Joan Diane Navone dreamed of getting married one day and having 12 children, but at a senior high school retreat when a priest spoke of religious life, she thought, “This is what I should do.” Her parents weren’t too keen on the idea, but figured her “feeling about it” would fade. Because of her strict, protective Italian upbringing, moving to a very regulated life in a convent wasn’t much of a stretch and her common sense, humor and enjoyment of people kept her in good stead.  And the feeling never faded!
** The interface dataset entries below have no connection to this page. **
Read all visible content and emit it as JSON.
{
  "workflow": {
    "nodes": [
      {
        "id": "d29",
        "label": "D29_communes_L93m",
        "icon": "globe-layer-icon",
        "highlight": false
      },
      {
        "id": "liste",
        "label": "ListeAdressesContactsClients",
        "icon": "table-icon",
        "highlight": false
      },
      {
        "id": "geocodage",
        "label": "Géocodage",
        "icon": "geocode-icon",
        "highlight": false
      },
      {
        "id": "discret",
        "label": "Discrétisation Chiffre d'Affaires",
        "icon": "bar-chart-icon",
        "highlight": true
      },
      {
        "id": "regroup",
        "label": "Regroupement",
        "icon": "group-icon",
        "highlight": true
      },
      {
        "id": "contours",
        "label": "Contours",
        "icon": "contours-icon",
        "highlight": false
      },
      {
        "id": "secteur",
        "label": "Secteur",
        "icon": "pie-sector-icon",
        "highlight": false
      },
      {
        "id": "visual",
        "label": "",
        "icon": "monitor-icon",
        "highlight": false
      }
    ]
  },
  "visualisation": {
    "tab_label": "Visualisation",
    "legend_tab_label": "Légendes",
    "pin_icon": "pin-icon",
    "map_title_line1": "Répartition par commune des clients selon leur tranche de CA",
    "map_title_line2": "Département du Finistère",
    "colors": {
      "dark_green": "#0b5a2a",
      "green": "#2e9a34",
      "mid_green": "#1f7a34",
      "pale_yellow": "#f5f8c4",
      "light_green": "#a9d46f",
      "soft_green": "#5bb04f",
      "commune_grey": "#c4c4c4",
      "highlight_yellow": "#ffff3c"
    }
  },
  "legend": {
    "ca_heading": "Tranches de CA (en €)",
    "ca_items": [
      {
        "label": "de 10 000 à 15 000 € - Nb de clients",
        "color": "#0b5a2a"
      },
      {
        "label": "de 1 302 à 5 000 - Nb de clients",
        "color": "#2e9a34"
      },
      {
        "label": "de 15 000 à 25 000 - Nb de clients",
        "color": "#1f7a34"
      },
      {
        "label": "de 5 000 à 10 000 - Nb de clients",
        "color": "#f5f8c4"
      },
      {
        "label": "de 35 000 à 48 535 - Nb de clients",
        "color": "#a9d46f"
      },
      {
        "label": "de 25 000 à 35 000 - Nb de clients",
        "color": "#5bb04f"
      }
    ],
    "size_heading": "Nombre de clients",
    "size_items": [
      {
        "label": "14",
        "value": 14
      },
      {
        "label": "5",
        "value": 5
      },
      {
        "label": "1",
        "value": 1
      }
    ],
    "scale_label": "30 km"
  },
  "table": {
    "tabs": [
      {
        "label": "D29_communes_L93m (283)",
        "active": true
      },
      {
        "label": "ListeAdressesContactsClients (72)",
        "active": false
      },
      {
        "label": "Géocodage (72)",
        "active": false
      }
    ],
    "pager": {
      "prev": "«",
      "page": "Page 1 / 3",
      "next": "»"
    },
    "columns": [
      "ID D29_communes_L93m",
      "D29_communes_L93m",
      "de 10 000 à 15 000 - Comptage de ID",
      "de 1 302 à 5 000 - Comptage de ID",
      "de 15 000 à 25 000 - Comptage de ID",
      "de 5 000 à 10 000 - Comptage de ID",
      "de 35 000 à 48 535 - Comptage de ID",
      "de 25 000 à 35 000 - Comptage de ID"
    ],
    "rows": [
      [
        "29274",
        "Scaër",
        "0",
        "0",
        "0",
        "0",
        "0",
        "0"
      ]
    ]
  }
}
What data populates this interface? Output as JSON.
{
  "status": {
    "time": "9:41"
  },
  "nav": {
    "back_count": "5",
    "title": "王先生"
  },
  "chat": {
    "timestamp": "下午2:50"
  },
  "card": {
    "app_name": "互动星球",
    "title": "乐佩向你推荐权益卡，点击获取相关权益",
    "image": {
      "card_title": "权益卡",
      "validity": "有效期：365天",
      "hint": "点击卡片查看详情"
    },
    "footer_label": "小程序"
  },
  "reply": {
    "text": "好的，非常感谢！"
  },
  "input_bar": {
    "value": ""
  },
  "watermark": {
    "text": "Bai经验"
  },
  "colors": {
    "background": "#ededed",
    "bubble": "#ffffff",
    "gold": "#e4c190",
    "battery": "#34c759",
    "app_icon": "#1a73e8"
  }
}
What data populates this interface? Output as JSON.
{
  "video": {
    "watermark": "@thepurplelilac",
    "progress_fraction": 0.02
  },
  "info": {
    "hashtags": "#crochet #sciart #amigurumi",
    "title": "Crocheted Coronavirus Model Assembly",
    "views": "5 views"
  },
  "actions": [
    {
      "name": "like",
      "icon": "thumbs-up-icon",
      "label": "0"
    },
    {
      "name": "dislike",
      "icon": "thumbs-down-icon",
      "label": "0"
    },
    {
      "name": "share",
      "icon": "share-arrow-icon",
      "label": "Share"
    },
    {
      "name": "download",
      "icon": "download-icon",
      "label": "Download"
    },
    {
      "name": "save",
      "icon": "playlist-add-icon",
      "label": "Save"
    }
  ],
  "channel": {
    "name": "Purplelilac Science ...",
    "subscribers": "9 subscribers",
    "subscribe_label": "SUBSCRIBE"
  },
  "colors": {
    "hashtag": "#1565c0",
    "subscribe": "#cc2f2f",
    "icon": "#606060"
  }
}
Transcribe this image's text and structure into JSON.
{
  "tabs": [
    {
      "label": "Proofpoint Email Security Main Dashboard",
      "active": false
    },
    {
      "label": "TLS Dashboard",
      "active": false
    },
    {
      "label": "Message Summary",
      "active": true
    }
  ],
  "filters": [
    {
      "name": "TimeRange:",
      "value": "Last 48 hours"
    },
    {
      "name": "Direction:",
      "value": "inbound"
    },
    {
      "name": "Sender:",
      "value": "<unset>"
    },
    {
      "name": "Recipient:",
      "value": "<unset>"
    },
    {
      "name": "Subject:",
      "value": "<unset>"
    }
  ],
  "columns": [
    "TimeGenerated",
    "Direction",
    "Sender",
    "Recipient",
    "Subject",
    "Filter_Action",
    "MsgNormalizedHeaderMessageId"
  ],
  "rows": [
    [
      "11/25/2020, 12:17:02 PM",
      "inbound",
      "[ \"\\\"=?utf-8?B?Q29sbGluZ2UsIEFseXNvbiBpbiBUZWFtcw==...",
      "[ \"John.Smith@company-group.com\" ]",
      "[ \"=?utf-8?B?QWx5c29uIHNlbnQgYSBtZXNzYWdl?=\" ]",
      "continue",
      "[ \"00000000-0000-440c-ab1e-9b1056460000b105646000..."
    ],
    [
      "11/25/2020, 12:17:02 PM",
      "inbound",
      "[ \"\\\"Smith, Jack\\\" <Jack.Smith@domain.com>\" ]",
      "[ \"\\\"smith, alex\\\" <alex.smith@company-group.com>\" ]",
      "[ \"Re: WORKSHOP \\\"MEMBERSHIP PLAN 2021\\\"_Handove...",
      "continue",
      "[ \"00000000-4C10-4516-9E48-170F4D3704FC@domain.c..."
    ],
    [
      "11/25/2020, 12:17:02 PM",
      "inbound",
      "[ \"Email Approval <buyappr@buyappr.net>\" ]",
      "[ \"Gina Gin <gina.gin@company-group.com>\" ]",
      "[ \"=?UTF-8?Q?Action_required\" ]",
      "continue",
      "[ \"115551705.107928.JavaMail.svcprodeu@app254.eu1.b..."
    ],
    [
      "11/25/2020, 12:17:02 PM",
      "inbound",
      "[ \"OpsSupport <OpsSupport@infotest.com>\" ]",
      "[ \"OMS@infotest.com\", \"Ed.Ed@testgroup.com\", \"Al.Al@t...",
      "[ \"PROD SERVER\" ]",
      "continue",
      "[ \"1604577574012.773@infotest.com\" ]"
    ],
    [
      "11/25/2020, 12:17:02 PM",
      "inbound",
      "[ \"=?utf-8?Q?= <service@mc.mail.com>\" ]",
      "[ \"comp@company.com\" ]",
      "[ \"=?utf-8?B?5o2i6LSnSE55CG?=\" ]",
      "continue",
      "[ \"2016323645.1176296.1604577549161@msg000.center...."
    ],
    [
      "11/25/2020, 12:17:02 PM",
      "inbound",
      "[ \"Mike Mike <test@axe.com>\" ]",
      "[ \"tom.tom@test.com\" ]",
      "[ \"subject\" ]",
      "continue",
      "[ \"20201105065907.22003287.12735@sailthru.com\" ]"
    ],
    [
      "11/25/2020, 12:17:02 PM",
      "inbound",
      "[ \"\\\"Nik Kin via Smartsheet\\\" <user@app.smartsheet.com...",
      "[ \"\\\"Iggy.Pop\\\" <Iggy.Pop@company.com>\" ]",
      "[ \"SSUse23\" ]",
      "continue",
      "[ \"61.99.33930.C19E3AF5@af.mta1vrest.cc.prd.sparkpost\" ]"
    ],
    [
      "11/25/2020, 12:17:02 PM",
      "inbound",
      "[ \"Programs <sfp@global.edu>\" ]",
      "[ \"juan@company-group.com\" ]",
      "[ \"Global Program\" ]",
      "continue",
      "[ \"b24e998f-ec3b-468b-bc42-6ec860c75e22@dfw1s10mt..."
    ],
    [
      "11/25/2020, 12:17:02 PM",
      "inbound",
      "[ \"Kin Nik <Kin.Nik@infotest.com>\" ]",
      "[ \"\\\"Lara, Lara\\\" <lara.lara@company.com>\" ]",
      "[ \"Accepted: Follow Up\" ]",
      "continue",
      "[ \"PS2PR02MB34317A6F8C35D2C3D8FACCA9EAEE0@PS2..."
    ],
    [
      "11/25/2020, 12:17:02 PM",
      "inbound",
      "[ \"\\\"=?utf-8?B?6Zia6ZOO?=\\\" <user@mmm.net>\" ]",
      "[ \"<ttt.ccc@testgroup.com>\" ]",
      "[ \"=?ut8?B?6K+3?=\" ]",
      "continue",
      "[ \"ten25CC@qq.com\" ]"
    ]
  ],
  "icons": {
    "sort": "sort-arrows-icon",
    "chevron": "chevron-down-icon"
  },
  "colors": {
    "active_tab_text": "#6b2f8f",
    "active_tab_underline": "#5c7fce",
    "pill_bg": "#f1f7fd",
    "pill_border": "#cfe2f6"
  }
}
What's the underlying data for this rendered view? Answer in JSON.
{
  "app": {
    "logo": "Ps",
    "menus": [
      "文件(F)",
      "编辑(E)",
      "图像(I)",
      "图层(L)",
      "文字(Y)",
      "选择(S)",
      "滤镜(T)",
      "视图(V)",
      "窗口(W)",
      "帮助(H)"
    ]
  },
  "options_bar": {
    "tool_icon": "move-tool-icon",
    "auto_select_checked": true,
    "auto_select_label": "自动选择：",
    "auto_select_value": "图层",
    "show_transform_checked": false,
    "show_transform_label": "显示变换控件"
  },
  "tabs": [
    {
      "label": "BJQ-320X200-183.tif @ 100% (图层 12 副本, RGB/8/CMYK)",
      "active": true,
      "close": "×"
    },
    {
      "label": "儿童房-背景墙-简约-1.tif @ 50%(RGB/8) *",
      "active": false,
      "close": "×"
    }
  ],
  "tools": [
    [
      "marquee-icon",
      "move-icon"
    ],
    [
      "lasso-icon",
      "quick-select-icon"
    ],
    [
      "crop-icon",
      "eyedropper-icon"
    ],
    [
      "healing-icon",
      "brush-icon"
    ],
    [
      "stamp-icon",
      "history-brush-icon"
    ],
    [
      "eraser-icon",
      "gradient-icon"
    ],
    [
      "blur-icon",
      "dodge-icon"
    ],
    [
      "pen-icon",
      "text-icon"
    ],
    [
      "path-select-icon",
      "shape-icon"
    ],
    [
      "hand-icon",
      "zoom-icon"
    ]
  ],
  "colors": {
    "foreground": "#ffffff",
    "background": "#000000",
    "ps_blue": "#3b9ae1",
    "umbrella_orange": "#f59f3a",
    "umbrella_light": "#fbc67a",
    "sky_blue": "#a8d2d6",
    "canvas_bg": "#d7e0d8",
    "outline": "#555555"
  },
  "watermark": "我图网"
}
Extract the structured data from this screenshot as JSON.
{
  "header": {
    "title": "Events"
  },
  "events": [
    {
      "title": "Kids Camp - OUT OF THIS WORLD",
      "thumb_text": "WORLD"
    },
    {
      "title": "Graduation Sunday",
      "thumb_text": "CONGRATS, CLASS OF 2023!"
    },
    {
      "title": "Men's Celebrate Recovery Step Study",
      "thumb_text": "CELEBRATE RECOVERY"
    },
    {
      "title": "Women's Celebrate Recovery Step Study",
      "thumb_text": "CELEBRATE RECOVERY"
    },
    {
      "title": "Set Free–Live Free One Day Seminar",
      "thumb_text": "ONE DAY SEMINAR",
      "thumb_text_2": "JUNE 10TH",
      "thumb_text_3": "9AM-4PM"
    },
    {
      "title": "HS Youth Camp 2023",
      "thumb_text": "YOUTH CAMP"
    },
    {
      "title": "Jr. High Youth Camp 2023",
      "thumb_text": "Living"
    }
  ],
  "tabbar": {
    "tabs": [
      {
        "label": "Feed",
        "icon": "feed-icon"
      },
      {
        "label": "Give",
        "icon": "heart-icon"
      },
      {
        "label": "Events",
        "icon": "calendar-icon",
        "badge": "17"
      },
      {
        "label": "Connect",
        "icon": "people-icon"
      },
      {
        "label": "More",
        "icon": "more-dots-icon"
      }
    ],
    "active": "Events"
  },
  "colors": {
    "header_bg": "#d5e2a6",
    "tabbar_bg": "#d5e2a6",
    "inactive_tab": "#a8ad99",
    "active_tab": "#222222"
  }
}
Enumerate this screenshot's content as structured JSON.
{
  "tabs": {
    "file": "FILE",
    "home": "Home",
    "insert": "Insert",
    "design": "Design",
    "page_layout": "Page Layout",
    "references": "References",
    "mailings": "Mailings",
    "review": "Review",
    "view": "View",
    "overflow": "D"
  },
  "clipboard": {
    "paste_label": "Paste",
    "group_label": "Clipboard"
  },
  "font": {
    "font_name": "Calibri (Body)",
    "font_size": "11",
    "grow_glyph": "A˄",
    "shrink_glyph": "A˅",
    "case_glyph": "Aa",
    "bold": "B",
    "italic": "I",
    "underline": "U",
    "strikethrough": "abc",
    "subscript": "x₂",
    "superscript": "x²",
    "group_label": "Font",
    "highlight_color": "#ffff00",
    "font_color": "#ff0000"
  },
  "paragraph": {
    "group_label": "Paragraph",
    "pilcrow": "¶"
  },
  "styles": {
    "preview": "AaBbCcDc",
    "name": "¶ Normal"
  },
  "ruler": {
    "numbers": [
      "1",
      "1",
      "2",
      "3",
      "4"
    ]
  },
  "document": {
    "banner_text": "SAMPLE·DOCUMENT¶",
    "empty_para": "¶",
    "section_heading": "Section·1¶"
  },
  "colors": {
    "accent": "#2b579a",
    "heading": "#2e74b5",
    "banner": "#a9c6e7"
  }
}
As a young Sister (now Peter Joseph), her first teaching job was at Sacred Heart School, San Jose.  “I didn’t feel very competent at first, and the children once told me ‘You’re not like other nuns!’ But I was there six years and the experience was so good. It really set the tone for my teaching career.”  She would later serve as principal for both St. Mark’s, Seattle, and Sacred Heart, Saratoga, but found she missed being in the classroom and returned to teaching.

SR-Navone_PeterJoseph_Students_WEBFor the last 24 years she taught seventh grade at St. Joseph of Cupertino. For her 50th Jubilee, the school threw her a party that included a Mass, luncheon, tributes and gifts and culminated in a song-and-dance number from her favorite musical, “Hairspray.”  As Sr. Peter Joseph says, “They know how to throw a party at St. Joseph’s!” Principal Mary Lyons shares, “The day was a true celebration of joy and gratitude for a very, very special woman who is celebrating 50 years as a Sister of Notre Dame and a lifetime of love. We are blessed beyond words to have her in our SJC community.”

While Sister never had 12 children of her own, she ended up influencing the lives of thousands and thousands of children. She hears from some who are particularly grateful for the outstanding English and writing skills they acquired from her classes. She laughs, “I’m not the most technologically savvy teacher, but I am glad to hear that the students are well prepared for some very competitive schools.”

Now retired, Sister is grateful for all the people who have been there for her, who’ve sustained her all these years, and for the example of wiser, older Sisters.